Reseeding an existing ley can lead to a significant return on investment. Within several years ‘weed grasses’ will ingress into a sward – particularly if the field has experienced poaching or after a hard winter. These ‘weed grasses’ have poor quality characteristics compared to ryegrass varieties from the Recommended List. These include poor digestibility and a poorer response to fertiliser, as well as not converting to meat and milk as efficiently as ryegrass.
Benefits of Reseeding
- Improved yields
- Higher DM intakes
- Enhanced disease resistance
- Earlier turnout of stock
- Increased stocking rate
- Increased palatability and digestibility
- Improved grazing and silage quality
- Higher response to nitrogen (N) fertiliser
With the increase in volatility of fertiliser prices, it is important that a grassland nutrient programme is cost-effective. It is essential that the sward comprises of grass species which respond to fertiliser to maximise on-farm profitability.

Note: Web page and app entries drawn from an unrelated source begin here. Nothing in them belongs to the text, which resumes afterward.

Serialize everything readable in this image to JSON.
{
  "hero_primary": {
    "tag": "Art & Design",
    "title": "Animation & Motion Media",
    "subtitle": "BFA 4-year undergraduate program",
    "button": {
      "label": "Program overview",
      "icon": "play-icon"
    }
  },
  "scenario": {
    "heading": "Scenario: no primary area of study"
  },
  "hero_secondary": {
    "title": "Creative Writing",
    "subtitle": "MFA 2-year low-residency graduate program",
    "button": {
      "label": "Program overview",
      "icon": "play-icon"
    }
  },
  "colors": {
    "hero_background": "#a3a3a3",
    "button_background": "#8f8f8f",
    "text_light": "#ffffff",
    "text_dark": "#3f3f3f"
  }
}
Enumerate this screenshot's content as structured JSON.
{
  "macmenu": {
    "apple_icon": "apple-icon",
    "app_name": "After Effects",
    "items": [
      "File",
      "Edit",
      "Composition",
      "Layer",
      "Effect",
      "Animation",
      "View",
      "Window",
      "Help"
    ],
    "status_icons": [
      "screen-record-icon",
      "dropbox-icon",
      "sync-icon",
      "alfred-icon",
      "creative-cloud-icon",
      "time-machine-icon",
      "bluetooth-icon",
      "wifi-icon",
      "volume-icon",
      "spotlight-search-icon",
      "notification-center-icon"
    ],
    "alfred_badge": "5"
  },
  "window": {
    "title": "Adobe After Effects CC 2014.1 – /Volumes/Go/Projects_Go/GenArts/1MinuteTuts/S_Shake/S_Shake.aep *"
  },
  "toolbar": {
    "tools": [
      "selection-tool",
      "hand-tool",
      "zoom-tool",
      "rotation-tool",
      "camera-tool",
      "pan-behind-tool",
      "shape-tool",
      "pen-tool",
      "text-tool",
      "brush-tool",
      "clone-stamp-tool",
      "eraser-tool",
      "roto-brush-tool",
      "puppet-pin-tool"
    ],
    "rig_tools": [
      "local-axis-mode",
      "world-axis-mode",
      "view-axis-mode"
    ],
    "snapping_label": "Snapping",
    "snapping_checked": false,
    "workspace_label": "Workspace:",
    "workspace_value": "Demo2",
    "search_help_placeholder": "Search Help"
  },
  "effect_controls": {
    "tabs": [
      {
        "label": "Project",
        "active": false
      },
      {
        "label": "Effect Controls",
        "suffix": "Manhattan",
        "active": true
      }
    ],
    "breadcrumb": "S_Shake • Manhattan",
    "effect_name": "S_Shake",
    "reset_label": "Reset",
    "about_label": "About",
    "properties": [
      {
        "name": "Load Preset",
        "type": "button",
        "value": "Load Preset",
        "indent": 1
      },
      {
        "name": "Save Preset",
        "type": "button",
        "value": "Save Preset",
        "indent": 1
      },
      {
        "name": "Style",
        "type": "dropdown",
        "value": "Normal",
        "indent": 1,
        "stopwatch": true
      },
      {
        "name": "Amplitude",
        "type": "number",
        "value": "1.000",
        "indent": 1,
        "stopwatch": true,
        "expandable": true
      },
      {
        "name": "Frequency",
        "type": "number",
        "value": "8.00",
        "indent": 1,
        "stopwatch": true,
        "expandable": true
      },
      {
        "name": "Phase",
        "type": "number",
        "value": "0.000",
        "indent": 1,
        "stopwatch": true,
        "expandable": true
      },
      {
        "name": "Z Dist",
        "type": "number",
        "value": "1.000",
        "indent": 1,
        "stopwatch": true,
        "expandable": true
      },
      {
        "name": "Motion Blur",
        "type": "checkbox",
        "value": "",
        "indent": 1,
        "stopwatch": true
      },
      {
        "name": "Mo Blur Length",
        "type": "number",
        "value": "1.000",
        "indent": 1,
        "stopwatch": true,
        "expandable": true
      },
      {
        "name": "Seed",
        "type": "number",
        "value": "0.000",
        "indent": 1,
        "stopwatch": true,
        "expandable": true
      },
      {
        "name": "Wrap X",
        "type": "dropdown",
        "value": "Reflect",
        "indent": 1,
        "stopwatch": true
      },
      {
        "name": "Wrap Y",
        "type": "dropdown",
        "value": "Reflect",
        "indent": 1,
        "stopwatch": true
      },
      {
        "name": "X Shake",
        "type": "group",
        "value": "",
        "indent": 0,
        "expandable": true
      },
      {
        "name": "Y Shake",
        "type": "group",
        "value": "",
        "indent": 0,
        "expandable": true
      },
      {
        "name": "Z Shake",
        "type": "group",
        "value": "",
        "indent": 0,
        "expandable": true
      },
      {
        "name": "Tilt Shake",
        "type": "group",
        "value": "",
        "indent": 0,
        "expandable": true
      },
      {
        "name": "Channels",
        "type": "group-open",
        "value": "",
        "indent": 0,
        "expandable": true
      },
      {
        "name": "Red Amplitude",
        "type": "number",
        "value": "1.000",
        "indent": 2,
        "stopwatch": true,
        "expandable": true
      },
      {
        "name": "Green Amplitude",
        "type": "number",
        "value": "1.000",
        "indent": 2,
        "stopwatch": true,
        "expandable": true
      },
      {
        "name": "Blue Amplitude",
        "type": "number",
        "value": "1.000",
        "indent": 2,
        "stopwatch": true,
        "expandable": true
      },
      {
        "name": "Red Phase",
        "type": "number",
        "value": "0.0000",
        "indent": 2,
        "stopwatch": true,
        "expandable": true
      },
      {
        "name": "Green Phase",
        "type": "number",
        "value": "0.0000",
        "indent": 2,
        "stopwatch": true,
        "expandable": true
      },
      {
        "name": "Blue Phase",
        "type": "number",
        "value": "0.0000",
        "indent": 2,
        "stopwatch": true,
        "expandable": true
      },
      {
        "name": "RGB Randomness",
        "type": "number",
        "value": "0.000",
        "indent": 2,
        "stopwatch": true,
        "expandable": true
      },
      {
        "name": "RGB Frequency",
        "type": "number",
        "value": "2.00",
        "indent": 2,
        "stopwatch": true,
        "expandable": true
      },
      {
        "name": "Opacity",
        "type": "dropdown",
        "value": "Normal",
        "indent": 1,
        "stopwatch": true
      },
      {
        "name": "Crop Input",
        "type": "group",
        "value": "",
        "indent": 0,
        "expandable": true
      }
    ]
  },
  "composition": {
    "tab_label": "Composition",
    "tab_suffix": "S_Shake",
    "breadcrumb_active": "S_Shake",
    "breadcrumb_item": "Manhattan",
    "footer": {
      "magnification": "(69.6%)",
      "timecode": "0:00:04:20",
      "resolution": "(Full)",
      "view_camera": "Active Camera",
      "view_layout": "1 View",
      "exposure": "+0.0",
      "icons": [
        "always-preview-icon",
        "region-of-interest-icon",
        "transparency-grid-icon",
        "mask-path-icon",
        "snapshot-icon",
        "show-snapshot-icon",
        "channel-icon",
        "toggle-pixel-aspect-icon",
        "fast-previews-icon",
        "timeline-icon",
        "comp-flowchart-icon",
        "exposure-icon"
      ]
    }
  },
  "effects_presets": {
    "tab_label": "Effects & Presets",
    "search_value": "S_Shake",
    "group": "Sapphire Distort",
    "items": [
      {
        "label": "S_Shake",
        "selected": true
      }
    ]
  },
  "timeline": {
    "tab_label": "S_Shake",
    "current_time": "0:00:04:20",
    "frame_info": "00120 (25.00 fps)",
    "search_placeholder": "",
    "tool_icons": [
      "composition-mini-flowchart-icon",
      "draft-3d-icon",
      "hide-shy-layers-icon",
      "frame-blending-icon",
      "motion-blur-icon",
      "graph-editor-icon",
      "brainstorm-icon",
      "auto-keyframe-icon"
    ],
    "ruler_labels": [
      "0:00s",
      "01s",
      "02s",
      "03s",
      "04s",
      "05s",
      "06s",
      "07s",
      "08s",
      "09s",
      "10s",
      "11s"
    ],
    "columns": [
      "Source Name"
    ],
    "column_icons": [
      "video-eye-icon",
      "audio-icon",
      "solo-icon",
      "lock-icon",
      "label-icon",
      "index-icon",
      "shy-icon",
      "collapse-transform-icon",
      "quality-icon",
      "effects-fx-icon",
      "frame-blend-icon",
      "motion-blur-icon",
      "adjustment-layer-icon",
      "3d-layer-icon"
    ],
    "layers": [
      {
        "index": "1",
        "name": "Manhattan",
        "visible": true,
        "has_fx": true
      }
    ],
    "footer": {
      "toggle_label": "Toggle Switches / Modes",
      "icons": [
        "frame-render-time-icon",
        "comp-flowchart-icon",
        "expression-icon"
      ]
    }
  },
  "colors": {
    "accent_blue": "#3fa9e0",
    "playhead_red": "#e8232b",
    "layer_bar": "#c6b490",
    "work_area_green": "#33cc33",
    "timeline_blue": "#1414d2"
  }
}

The graph below clearly shows the variance between perennials’ efficiency and the efficiency of common weed grasses when nitrogen fertiliser is applied.